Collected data
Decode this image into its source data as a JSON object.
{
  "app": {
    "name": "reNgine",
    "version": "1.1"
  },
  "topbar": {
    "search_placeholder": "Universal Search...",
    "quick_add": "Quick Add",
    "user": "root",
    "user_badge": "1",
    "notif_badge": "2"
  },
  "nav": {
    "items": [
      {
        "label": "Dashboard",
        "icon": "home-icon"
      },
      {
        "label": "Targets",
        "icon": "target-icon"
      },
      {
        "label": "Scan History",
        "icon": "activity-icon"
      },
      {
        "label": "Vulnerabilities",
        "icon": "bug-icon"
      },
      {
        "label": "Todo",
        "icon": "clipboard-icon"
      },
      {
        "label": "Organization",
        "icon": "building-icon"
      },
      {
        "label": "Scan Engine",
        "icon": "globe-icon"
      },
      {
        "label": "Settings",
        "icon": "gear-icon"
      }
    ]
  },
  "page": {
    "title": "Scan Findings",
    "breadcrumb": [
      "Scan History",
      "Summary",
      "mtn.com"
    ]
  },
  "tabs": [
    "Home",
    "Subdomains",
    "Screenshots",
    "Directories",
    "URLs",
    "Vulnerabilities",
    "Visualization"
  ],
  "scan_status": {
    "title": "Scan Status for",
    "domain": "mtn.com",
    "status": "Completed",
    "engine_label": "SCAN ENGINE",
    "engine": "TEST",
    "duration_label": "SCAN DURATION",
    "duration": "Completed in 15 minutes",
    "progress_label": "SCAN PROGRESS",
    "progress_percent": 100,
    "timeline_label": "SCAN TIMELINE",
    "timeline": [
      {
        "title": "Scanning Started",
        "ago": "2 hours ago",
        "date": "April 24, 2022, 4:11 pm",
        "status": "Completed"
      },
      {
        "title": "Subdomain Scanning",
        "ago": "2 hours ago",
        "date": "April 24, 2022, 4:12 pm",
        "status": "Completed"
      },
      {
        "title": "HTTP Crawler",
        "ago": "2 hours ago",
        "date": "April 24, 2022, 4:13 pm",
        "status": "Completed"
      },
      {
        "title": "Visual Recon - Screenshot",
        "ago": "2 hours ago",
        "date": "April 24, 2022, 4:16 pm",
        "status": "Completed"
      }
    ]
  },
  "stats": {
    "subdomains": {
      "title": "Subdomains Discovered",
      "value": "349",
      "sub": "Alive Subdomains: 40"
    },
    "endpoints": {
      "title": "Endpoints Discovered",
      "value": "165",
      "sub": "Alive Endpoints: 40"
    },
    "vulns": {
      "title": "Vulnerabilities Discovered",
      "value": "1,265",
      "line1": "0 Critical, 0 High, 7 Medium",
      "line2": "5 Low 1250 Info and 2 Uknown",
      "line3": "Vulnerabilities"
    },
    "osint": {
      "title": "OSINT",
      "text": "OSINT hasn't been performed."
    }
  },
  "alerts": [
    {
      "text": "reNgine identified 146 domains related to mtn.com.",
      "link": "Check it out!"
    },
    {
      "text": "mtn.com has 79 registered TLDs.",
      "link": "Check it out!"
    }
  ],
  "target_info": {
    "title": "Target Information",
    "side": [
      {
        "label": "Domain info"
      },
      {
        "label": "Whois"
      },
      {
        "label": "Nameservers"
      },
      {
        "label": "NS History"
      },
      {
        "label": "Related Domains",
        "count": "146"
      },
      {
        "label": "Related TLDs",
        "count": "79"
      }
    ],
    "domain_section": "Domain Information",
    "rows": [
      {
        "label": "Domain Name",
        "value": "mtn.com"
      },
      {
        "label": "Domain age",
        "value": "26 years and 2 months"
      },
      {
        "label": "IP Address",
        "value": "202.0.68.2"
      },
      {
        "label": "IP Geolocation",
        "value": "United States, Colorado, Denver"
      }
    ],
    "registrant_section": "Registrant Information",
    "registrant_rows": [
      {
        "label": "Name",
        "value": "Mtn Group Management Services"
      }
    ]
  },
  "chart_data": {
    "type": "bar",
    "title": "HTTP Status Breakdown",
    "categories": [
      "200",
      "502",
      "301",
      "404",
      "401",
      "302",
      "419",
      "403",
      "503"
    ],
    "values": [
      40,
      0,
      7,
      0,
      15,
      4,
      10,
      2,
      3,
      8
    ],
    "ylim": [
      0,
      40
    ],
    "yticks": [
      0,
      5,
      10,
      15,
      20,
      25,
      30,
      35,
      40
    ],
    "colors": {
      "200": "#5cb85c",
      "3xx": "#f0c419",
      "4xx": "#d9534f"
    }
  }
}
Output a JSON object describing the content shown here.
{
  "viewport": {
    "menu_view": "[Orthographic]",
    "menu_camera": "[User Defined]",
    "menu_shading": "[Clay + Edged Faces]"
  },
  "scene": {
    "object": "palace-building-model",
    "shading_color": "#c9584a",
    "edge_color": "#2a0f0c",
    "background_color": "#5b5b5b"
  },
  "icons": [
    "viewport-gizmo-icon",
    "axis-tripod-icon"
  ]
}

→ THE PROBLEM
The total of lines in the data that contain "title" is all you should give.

→ PROBLEM SOLUTION
12